Shares of Silvergate Bank — crypto's bank of choice — slumped to $5.73 yesterday, down 58% from Wednesday's close, Axios' Felix Salmon writes.
- That's more than 97% lower than the all-time high of $222.13 in November 2021, before the crypto winter set in, precipitating a multibillion-dollar deposit outflow.
Why it matters: This is what a modern bank run looks like.
- Silvergate cast doubt in an SEC filing Wednesday on "its ability to continue as a going concern" — which caused not only an acceleration of its deposit outflows but also a massive dumping of the stock.
💭 Felix's thought bubble: In most bank failures, there are many healthy banks that would like to work with the FDIC to take over valuable customer relationships. Given that substantially all of Silvergate's customers are crypto companies, that might not be the case here.

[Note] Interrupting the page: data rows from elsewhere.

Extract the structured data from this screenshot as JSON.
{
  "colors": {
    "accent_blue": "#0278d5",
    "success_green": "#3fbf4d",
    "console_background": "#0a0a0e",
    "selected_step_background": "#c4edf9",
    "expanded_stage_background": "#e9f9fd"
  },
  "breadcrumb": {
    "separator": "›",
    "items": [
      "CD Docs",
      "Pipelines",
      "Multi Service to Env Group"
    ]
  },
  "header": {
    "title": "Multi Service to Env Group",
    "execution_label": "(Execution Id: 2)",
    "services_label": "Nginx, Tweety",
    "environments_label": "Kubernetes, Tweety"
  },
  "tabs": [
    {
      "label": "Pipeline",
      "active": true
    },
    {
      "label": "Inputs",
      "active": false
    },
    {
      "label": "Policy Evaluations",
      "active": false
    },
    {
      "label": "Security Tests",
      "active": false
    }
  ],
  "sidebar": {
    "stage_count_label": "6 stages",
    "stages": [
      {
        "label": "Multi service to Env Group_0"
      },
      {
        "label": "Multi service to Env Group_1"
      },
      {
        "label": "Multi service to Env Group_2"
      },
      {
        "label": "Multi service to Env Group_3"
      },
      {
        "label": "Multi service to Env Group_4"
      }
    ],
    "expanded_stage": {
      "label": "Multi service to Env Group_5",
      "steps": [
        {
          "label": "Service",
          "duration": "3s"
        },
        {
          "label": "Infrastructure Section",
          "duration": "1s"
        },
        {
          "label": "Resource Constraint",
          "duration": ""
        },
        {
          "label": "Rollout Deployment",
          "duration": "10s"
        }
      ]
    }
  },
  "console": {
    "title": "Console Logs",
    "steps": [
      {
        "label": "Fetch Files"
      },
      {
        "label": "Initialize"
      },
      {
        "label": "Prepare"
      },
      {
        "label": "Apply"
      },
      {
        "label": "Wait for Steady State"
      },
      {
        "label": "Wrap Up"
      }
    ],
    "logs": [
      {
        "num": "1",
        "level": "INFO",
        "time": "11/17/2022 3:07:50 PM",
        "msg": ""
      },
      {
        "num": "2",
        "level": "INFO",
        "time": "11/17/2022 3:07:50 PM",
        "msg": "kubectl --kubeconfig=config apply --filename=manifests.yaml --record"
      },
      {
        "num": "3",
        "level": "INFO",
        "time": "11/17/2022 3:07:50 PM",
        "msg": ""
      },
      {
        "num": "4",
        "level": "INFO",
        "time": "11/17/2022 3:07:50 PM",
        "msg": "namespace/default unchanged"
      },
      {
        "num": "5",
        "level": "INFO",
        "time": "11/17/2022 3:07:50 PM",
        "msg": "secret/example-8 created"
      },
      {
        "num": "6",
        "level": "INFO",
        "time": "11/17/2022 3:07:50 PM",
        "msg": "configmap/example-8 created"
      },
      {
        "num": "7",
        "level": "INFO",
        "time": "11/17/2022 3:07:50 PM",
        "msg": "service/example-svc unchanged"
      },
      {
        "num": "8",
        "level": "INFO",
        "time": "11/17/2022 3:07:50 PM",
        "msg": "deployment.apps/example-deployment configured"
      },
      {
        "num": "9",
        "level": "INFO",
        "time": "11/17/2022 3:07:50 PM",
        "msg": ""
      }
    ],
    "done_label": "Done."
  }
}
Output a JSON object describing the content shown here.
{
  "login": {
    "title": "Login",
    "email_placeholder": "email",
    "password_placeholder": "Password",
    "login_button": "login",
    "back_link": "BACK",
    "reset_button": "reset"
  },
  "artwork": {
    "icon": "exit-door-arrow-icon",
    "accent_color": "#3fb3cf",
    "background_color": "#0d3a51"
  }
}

5. ⬇️ New milestone for home prices
It finally happened. Median home sale prices are lower than they were a year ago for the first time since 2012, according to new data from Redfin out yesterday, Emily writes.
Why it matters: High mortgage rates have been clobbering the real estate market but prices haven't budged much, as homeowners are reluctant to sell and give up the low rates they nabbed in an earlier era.
- High rates are turning buyers off. Mortgage applications are at a 28-year low, the Mortgage Bankers Association reported this week.
Details: The typical home sold for $350,246 during the four weeks ending Feb. 26, or 0.6% lower than in February 2022.
The biggest price drops are in Austin (-11%), followed by San Jose, California (-10.9%), Oakland (-10.4%), Sacramento (-7.7%), and Phoenix (-7.3%).
- Yes, but: Even though prices fell, homes aren't getting more affordable for those who need to borrow. First-time buyers are facing "the least affordable market on record," per data from the National Association of Realtors, cited by Bloomberg.
1 fun fact: 90 years ago today, Frances Perkins was sworn in as Labor Secretary, the first woman cabinet member in the U.S. She wound up serving the longest term of any of Franklin D. Roosevelt's appointees — 12 years.
For more fun facts and a little markets talk ... sign up here to get Axios Markets in your inbox every day.
Today's newsletter was edited by Kate Marino and copy edited by Mickey Meece.